One day Annink spent a solid hour over drinks at Groucho's Club in Soho in London telling me parables to detonate existential fears which were as visually lucid as the best dream. This beat any of the lame jokes of the alternative comedians found talking loudly there. Just as the best architecture is about story telling, Ed's unravelling of all the potential interpretations of the oneiric story line, whether in a desert or on a speeding train - hedonic, agonic, take your pick - crystallised a fresh connection between motives, qualities, environment and existence, clarifying the conundra that, each time he told another story, he set up in my mind. The exercise matches the associative power of Annink's Vitra Design Museum workshop, which for two years' running used randomly selected images taken from pre-prepared boxes to trigger a personal project. Marcel Duchamp in a headdress, cross-dressed as a brooding Cleopatra, is one such photograph he offers for individual interpretation as a catalyst to a personal project.

This 'chemistry of experience', to use Annink's phrase, describes the testing effect of the interaction between multidisciplinary creativity of all kinds and the real world. He once told me he admired the 'helicopter vision' of a director of a leading Dutch cultural institution, even though he found his initiatives limited in value, which conjured up for me the idea of a radar-like mentality, or a patrolling curiosity concerning the impact of the different disciplines that applies well to Annink. He has precisely a helicopter vision: he is equally a designer, an organiser and a teacher, and each facet of his activities contributes to making a significant and international cultural fabric.

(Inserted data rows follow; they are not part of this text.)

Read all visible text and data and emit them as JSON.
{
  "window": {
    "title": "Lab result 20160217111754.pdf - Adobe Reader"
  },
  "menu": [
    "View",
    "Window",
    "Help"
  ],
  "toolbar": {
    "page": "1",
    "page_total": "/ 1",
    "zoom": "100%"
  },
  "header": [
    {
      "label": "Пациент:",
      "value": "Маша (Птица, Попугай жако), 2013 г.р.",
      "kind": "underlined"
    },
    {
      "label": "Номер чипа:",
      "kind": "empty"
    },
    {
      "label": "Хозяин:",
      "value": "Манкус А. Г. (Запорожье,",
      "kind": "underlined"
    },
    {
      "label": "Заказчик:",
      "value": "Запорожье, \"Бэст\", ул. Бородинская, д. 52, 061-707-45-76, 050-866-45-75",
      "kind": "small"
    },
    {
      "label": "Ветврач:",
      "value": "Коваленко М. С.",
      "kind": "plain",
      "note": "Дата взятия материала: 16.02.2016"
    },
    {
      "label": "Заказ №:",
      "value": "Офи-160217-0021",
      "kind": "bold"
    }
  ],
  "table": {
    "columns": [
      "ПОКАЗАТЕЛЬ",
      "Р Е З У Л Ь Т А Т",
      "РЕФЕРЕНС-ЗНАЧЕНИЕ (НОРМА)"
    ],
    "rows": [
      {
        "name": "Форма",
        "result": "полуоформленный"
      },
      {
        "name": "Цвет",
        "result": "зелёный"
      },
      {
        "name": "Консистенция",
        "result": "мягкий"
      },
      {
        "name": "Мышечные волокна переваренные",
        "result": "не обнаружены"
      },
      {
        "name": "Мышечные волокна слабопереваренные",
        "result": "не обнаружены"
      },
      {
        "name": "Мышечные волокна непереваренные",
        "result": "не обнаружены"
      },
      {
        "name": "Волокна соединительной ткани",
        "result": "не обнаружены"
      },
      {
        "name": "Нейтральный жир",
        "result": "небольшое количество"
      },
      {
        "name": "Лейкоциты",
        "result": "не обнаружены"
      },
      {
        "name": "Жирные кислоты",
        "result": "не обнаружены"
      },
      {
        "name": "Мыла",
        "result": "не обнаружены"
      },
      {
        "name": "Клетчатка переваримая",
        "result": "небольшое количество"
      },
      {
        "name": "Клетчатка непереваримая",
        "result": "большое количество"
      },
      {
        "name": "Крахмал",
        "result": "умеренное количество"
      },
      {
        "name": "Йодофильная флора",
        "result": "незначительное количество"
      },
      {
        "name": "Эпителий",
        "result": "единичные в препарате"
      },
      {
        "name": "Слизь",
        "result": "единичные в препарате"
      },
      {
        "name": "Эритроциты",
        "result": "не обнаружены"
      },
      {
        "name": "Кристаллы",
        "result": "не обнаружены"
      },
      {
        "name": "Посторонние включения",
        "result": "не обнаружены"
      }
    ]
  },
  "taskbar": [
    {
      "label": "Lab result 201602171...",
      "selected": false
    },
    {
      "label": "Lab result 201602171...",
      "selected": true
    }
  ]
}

He's fast, like that jumping hare. That is very good, if you find yourself stuck. One Sunday afternoon he sent me sketches of an exhibition design as ammunition for a client determined to use another designer I didn't think understood our concept well enough for a project of mine. After very little dialogue, and undoubtedly completed between mid-morning coffee and lunch, the sketches vividly coalesced my curatorial wishes, the exhibits and the spatial parameters of many potential venues into a confident scheme. This kind of deftness comes from being a natural choreographer of all the elements in the process, without being rigid. Putting basic psychological needs at the front of his concerns, he guards himself against his designs falling into a territorial place in the market, into a consumer theatre. As a teacher he's similarly empathetic and strict at the same time, encouraging students to associate ideas, and find their personal project. As a result, a preoccupation with stylish forms in design is clearly a mere masking activity, an avoidance of the destabilising but transforming chemistry of ideas. What kind of black magic in 'fewer words' is that? The inspiration of Annink is that it's got to be your own essential chemistry that is put to the use of society, so find it, guard it - and share it.

© 2018 Lucy Bullivant